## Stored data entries
--------------------------------------------------
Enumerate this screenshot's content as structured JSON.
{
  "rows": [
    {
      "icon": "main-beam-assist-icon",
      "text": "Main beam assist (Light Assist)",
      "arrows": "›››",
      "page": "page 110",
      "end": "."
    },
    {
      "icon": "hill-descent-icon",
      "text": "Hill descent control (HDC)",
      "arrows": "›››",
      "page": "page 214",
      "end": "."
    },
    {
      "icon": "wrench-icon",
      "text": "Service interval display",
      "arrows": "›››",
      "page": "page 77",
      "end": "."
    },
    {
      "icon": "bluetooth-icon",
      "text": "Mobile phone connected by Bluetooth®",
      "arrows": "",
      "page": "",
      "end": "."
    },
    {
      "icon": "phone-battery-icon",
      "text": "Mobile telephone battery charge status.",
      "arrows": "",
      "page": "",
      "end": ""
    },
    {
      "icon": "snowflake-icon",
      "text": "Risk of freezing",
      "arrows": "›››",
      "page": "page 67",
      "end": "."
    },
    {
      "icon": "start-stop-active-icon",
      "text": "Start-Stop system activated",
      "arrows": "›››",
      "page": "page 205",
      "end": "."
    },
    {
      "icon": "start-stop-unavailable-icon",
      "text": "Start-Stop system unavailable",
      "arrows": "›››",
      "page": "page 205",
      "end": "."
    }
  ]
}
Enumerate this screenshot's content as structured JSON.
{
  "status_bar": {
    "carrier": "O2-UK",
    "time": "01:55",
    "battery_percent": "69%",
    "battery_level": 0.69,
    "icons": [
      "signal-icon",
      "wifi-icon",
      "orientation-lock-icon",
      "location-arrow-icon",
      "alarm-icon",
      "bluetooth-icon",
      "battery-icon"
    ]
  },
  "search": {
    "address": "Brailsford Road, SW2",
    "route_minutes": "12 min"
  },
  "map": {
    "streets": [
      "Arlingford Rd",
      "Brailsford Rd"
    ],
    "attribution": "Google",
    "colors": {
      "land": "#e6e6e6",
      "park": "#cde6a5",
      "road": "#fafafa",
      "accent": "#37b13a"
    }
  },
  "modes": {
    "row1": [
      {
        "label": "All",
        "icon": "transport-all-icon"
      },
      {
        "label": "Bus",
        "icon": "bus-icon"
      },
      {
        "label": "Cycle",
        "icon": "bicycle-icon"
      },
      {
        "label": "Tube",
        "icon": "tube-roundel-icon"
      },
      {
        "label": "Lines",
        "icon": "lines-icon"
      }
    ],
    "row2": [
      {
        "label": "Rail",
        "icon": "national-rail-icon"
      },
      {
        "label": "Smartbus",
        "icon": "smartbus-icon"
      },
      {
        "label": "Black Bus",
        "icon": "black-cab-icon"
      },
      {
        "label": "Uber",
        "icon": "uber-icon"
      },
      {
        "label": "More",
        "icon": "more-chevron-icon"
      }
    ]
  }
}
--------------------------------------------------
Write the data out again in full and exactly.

## Solution to this problem
Enumerate this screenshot's content as structured JSON.
{
  "rows": [
    {
      "icon": "main-beam-assist-icon",
      "text": "Main beam assist (Light Assist)",
      "arrows": "›››",
      "page": "page 110",
      "end": "."
    },
    {
      "icon": "hill-descent-icon",
      "text": "Hill descent control (HDC)",
      "arrows": "›››",
      "page": "page 214",
      "end": "."
    },
    {
      "icon": "wrench-icon",
      "text": "Service interval display",
      "arrows": "›››",
      "page": "page 77",
      "end": "."
    },
    {
      "icon": "bluetooth-icon",
      "text": "Mobile phone connected by Bluetooth®",
      "arrows": "",
      "page": "",
      "end": "."
    },
    {
      "icon": "phone-battery-icon",
      "text": "Mobile telephone battery charge status.",
      "arrows": "",
      "page": "",
      "end": ""
    },
    {
      "icon": "snowflake-icon",
      "text": "Risk of freezing",
      "arrows": "›››",
      "page": "page 67",
      "end": "."
    },
    {
      "icon": "start-stop-active-icon",
      "text": "Start-Stop system activated",
      "arrows": "›››",
      "page": "page 205",
      "end": "."
    },
    {
      "icon": "start-stop-unavailable-icon",
      "text": "Start-Stop system unavailable",
      "arrows": "›››",
      "page": "page 205",
      "end": "."
    }
  ]
}
Enumerate this screenshot's content as structured JSON.
{
  "status_bar": {
    "carrier": "O2-UK",
    "time": "01:55",
    "battery_percent": "69%",
    "battery_level": 0.69,
    "icons": [
      "signal-icon",
      "wifi-icon",
      "orientation-lock-icon",
      "location-arrow-icon",
      "alarm-icon",
      "bluetooth-icon",
      "battery-icon"
    ]
  },
  "search": {
    "address": "Brailsford Road, SW2",
    "route_minutes": "12 min"
  },
  "map": {
    "streets": [
      "Arlingford Rd",
      "Brailsford Rd"
    ],
    "attribution": "Google",
    "colors": {
      "land": "#e6e6e6",
      "park": "#cde6a5",
      "road": "#fafafa",
      "accent": "#37b13a"
    }
  },
  "modes": {
    "row1": [
      {
        "label": "All",
        "icon": "transport-all-icon"
      },
      {
        "label": "Bus",
        "icon": "bus-icon"
      },
      {
        "label": "Cycle",
        "icon": "bicycle-icon"
      },
      {
        "label": "Tube",
        "icon": "tube-roundel-icon"
      },
      {
        "label": "Lines",
        "icon": "lines-icon"
      }
    ],
    "row2": [
      {
        "label": "Rail",
        "icon": "national-rail-icon"
      },
      {
        "label": "Smartbus",
        "icon": "smartbus-icon"
      },
      {
        "label": "Black Bus",
        "icon": "black-cab-icon"
      },
      {
        "label": "Uber",
        "icon": "uber-icon"
      },
      {
        "label": "More",
        "icon": "more-chevron-icon"
      }
    ]
  }
}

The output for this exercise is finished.